Nevertheless, the report observes that when the Government is posed with the decision of choosing the correct approach with respect to the direction of regulation, it is once again confronted with the Goldilocks problem. The Government shouldn’t move too quickly, as it risks creating and crystalising poor rules, but inaction is not an option either, as new harms will continue to surface. Further, retroactively legislating could lead to protracted efforts to create a highly complex regulatory framework that struggles to dismantle already established business practices. Rachel Coldicutt, OBE of Careful Industries, cited the progress of the Online Safety Act as a cautionary tale, urging for a more robust strategic direction led by the Government, supported by proactive measures to avert harm and encourage ethical innovation.

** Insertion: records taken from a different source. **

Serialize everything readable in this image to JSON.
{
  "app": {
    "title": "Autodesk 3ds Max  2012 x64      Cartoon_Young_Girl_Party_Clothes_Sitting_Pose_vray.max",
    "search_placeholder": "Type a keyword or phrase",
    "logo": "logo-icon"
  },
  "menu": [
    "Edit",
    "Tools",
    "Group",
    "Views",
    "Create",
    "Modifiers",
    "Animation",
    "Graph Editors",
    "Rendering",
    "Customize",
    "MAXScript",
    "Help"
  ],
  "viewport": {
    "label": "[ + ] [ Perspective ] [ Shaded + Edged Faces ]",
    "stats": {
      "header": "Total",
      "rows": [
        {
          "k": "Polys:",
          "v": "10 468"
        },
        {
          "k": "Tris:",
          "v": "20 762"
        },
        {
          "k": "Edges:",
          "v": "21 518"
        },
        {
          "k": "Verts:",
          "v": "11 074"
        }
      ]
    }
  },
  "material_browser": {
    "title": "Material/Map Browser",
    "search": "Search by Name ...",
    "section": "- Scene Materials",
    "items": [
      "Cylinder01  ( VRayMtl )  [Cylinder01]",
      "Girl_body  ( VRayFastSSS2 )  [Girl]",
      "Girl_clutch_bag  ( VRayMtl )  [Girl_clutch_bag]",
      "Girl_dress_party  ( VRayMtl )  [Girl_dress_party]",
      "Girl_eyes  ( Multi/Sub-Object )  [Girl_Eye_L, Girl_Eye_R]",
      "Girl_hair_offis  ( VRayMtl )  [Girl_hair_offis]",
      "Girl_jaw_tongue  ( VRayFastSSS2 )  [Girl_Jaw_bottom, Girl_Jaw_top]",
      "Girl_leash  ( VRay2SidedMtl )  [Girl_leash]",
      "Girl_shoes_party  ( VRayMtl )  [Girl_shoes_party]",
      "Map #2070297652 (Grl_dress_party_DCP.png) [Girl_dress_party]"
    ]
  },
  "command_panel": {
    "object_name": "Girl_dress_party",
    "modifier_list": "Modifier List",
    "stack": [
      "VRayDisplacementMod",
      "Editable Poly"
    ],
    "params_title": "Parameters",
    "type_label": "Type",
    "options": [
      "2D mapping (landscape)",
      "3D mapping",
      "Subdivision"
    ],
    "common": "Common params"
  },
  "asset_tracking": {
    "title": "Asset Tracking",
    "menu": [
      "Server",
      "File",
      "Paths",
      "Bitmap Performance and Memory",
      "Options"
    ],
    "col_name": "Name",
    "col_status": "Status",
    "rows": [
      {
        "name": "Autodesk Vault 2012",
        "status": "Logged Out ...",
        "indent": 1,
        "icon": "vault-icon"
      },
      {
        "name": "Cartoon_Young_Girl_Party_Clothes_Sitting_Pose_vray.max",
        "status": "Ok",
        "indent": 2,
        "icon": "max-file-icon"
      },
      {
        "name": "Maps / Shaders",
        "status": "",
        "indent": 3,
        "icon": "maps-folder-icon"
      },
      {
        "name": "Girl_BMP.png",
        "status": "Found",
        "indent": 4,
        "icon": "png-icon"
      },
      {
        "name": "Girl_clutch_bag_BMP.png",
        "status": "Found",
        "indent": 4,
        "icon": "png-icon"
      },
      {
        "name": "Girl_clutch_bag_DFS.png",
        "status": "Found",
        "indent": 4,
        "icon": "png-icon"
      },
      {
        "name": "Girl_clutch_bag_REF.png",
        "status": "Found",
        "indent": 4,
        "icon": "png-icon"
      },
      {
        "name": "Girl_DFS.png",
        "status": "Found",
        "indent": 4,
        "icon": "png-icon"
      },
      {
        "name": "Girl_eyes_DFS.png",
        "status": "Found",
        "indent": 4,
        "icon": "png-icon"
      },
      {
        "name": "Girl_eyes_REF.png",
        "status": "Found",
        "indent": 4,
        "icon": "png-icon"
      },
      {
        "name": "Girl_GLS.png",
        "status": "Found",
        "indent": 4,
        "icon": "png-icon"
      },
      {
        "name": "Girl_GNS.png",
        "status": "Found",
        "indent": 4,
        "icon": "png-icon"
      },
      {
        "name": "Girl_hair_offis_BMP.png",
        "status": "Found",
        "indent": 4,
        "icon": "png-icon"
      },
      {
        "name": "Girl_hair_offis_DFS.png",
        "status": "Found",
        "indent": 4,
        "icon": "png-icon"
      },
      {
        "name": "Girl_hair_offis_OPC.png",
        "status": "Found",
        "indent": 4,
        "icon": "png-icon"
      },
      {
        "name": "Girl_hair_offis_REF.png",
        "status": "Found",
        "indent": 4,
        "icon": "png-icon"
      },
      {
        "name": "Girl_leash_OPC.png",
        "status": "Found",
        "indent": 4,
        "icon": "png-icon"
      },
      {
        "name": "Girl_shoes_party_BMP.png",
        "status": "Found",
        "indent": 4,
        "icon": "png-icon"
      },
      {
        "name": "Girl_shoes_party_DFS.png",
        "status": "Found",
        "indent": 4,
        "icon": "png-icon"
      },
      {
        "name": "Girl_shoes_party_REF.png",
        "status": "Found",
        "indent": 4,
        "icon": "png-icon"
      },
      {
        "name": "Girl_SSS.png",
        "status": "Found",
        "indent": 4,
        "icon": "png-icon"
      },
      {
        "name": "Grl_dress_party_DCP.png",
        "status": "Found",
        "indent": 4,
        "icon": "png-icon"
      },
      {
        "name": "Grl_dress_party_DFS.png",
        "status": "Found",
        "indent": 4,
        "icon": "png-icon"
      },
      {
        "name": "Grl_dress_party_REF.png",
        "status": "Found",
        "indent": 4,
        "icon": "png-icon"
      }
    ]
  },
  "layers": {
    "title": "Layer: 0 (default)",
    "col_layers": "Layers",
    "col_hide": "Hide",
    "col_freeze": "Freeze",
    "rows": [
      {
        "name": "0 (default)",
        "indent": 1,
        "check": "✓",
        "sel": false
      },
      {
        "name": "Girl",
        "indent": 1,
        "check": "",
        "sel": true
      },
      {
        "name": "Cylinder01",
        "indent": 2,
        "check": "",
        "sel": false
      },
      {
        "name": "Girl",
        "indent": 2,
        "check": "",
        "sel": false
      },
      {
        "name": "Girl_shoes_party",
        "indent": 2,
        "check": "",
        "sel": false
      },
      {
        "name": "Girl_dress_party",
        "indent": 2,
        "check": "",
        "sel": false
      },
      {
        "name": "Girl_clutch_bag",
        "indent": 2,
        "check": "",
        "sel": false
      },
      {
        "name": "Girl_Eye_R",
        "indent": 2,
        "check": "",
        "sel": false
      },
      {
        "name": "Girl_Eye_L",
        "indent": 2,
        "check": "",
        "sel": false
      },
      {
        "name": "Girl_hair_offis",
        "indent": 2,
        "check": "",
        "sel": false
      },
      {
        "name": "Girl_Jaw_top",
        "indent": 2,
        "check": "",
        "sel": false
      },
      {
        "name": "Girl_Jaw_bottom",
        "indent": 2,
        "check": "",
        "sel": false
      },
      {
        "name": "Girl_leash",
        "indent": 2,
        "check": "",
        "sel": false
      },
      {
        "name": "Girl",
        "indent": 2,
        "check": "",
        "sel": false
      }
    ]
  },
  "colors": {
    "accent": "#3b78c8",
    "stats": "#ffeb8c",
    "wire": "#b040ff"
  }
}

The HoL advised that extensive primary legislation is needed, but that specifically targeting LLMs was not advisable at this point due to the nascent stage of the technology, high levels of uncertainty, and a significant risk of unintentionally hampering innovation. Instead, it advised that the UK government focus on establishing a strategic direction for LLMs and crafting regulatory frameworks that support innovation effectively and swiftly. It endorsed the approach outlined in the overall White Paper. However, the progress in establishing the necessary central support functions has been disappointingly slow, as by November 2023, regulators remained in the dark about the operational status and functioning of these central units. This delay signals a misalignment in priorities and casts doubt on the Government’s dedication to creating the regulatory infrastructure essential for fostering responsible innovation. The HoL held that the effectiveness of existing regulators in securing positive results from AI hinges on them being adequately equipped and authorized. Therefore, in the HoL’s view, the Government must establish uniform powers for the primary regulators tasked with AI supervision, enabling them to collect data on AI operations and carry out technical, empirical, and governance evaluations. Additionally, the report states that it is crucial to implement significant penalties to act as effective deterrents against serious misconduct. This report (again) shows the HoL as being at the forefront of the debate regarding approaches to AI regulation.

That regulation is too hard, and that regulation is too soft, but this regulation is just right…

Evidently, in order to solve the Goldilocks problem, the UK government must create competition between open and closed access models and be proactive but measured in its approach to regulation. The trick will be adopting a strategy that is ‘just right’ in the hope that the bears don’t turn up unexpectedly.

Look out for part 2 of this series, where we will tackle the report’s findings with respect to liability and copyright.

You can find more views from the DLA Piper team on the topics of AI systems, regulation and the related legal issues on our blog, Technology’s Legal Edge.

If your organisation is deploying AI solutions, you can download DLA Piper’s AI Act App and download our AI Report, a survey of real world AI use.

If you’d like to discuss any of the issues discussed in this article, get in touch with Gareth Stokes, Mark O’ConorParman Dhillon, or your usual DLA Piper contact.